Data records for software interfaces:
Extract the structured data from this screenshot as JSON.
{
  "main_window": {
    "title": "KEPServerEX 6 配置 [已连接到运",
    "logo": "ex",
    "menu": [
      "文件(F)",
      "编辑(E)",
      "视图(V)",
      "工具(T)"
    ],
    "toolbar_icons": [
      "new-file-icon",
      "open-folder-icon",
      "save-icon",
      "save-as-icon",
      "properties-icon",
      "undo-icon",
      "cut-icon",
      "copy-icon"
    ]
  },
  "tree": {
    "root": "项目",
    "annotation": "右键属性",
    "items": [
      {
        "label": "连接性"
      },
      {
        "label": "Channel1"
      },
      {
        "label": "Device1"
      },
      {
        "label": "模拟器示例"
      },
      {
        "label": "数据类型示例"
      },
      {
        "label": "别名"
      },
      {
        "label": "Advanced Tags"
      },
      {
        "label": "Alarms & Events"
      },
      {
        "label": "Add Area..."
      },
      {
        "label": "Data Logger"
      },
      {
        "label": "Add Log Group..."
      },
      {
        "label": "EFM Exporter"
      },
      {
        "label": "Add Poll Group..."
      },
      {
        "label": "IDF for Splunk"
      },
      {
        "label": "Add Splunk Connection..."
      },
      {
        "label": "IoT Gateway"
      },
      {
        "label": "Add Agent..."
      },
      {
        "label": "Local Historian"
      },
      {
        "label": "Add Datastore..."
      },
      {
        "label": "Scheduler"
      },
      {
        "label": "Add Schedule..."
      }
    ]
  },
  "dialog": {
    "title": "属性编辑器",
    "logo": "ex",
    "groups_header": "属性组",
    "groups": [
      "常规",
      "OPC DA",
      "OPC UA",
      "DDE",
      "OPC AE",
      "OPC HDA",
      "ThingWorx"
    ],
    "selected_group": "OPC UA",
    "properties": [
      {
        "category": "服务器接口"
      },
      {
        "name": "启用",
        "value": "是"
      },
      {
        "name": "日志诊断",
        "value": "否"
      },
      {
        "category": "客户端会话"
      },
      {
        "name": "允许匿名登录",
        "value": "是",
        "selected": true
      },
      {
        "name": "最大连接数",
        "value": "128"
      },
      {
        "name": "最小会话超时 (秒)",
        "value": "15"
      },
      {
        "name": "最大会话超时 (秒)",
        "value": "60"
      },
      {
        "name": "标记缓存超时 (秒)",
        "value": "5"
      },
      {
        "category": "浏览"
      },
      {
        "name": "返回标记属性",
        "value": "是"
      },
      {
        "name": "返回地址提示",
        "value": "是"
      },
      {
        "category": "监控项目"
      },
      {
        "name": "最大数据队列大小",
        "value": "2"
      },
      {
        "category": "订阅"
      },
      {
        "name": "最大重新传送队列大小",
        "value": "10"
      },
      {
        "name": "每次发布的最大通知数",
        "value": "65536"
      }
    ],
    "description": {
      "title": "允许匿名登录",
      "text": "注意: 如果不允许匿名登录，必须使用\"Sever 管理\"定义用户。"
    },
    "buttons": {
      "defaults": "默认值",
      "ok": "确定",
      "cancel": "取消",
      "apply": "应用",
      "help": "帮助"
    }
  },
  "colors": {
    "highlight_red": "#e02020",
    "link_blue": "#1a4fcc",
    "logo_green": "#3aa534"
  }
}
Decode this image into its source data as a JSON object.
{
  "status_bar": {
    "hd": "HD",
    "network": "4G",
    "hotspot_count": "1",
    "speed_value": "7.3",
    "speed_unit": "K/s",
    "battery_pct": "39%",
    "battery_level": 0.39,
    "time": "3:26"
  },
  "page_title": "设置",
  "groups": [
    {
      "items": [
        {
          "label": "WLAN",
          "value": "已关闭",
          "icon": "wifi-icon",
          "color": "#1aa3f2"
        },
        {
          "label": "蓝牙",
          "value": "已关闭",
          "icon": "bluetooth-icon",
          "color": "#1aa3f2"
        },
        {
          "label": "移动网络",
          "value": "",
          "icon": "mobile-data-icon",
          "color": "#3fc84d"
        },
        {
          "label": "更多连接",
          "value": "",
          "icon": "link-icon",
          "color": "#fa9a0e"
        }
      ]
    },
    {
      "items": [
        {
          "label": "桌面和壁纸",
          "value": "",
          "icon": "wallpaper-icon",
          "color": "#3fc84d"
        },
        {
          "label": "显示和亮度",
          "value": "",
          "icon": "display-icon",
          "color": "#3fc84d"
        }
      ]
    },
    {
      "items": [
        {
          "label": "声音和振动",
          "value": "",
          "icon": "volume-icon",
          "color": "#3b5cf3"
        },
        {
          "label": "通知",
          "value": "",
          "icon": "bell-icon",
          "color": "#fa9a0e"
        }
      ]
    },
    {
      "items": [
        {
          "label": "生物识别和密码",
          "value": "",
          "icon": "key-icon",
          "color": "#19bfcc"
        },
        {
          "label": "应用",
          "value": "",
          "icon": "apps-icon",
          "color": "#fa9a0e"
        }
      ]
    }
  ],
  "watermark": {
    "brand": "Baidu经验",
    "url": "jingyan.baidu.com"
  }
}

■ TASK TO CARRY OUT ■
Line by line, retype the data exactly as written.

■ OUTPUT ■
Extract the structured data from this screenshot as JSON.
{
  "main_window": {
    "title": "KEPServerEX 6 配置 [已连接到运",
    "logo": "ex",
    "menu": [
      "文件(F)",
      "编辑(E)",
      "视图(V)",
      "工具(T)"
    ],
    "toolbar_icons": [
      "new-file-icon",
      "open-folder-icon",
      "save-icon",
      "save-as-icon",
      "properties-icon",
      "undo-icon",
      "cut-icon",
      "copy-icon"
    ]
  },
  "tree": {
    "root": "项目",
    "annotation": "右键属性",
    "items": [
      {
        "label": "连接性"
      },
      {
        "label": "Channel1"
      },
      {
        "label": "Device1"
      },
      {
        "label": "模拟器示例"
      },
      {
        "label": "数据类型示例"
      },
      {
        "label": "别名"
      },
      {
        "label": "Advanced Tags"
      },
      {
        "label": "Alarms & Events"
      },
      {
        "label": "Add Area..."
      },
      {
        "label": "Data Logger"
      },
      {
        "label": "Add Log Group..."
      },
      {
        "label": "EFM Exporter"
      },
      {
        "label": "Add Poll Group..."
      },
      {
        "label": "IDF for Splunk"
      },
      {
        "label": "Add Splunk Connection..."
      },
      {
        "label": "IoT Gateway"
      },
      {
        "label": "Add Agent..."
      },
      {
        "label": "Local Historian"
      },
      {
        "label": "Add Datastore..."
      },
      {
        "label": "Scheduler"
      },
      {
        "label": "Add Schedule..."
      }
    ]
  },
  "dialog": {
    "title": "属性编辑器",
    "logo": "ex",
    "groups_header": "属性组",
    "groups": [
      "常规",
      "OPC DA",
      "OPC UA",
      "DDE",
      "OPC AE",
      "OPC HDA",
      "ThingWorx"
    ],
    "selected_group": "OPC UA",
    "properties": [
      {
        "category": "服务器接口"
      },
      {
        "name": "启用",
        "value": "是"
      },
      {
        "name": "日志诊断",
        "value": "否"
      },
      {
        "category": "客户端会话"
      },
      {
        "name": "允许匿名登录",
        "value": "是",
        "selected": true
      },
      {
        "name": "最大连接数",
        "value": "128"
      },
      {
        "name": "最小会话超时 (秒)",
        "value": "15"
      },
      {
        "name": "最大会话超时 (秒)",
        "value": "60"
      },
      {
        "name": "标记缓存超时 (秒)",
        "value": "5"
      },
      {
        "category": "浏览"
      },
      {
        "name": "返回标记属性",
        "value": "是"
      },
      {
        "name": "返回地址提示",
        "value": "是"
      },
      {
        "category": "监控项目"
      },
      {
        "name": "最大数据队列大小",
        "value": "2"
      },
      {
        "category": "订阅"
      },
      {
        "name": "最大重新传送队列大小",
        "value": "10"
      },
      {
        "name": "每次发布的最大通知数",
        "value": "65536"
      }
    ],
    "description": {
      "title": "允许匿名登录",
      "text": "注意: 如果不允许匿名登录，必须使用\"Sever 管理\"定义用户。"
    },
    "buttons": {
      "defaults": "默认值",
      "ok": "确定",
      "cancel": "取消",
      "apply": "应用",
      "help": "帮助"
    }
  },
  "colors": {
    "highlight_red": "#e02020",
    "link_blue": "#1a4fcc",
    "logo_green": "#3aa534"
  }
}
Decode this image into its source data as a JSON object.
{
  "status_bar": {
    "hd": "HD",
    "network": "4G",
    "hotspot_count": "1",
    "speed_value": "7.3",
    "speed_unit": "K/s",
    "battery_pct": "39%",
    "battery_level": 0.39,
    "time": "3:26"
  },
  "page_title": "设置",
  "groups": [
    {
      "items": [
        {
          "label": "WLAN",
          "value": "已关闭",
          "icon": "wifi-icon",
          "color": "#1aa3f2"
        },
        {
          "label": "蓝牙",
          "value": "已关闭",
          "icon": "bluetooth-icon",
          "color": "#1aa3f2"
        },
        {
          "label": "移动网络",
          "value": "",
          "icon": "mobile-data-icon",
          "color": "#3fc84d"
        },
        {
          "label": "更多连接",
          "value": "",
          "icon": "link-icon",
          "color": "#fa9a0e"
        }
      ]
    },
    {
      "items": [
        {
          "label": "桌面和壁纸",
          "value": "",
          "icon": "wallpaper-icon",
          "color": "#3fc84d"
        },
        {
          "label": "显示和亮度",
          "value": "",
          "icon": "display-icon",
          "color": "#3fc84d"
        }
      ]
    },
    {
      "items": [
        {
          "label": "声音和振动",
          "value": "",
          "icon": "volume-icon",
          "color": "#3b5cf3"
        },
        {
          "label": "通知",
          "value": "",
          "icon": "bell-icon",
          "color": "#fa9a0e"
        }
      ]
    },
    {
      "items": [
        {
          "label": "生物识别和密码",
          "value": "",
          "icon": "key-icon",
          "color": "#19bfcc"
        },
        {
          "label": "应用",
          "value": "",
          "icon": "apps-icon",
          "color": "#fa9a0e"
        }
      ]
    }
  ],
  "watermark": {
    "brand": "Baidu经验",
    "url": "jingyan.baidu.com"
  }
}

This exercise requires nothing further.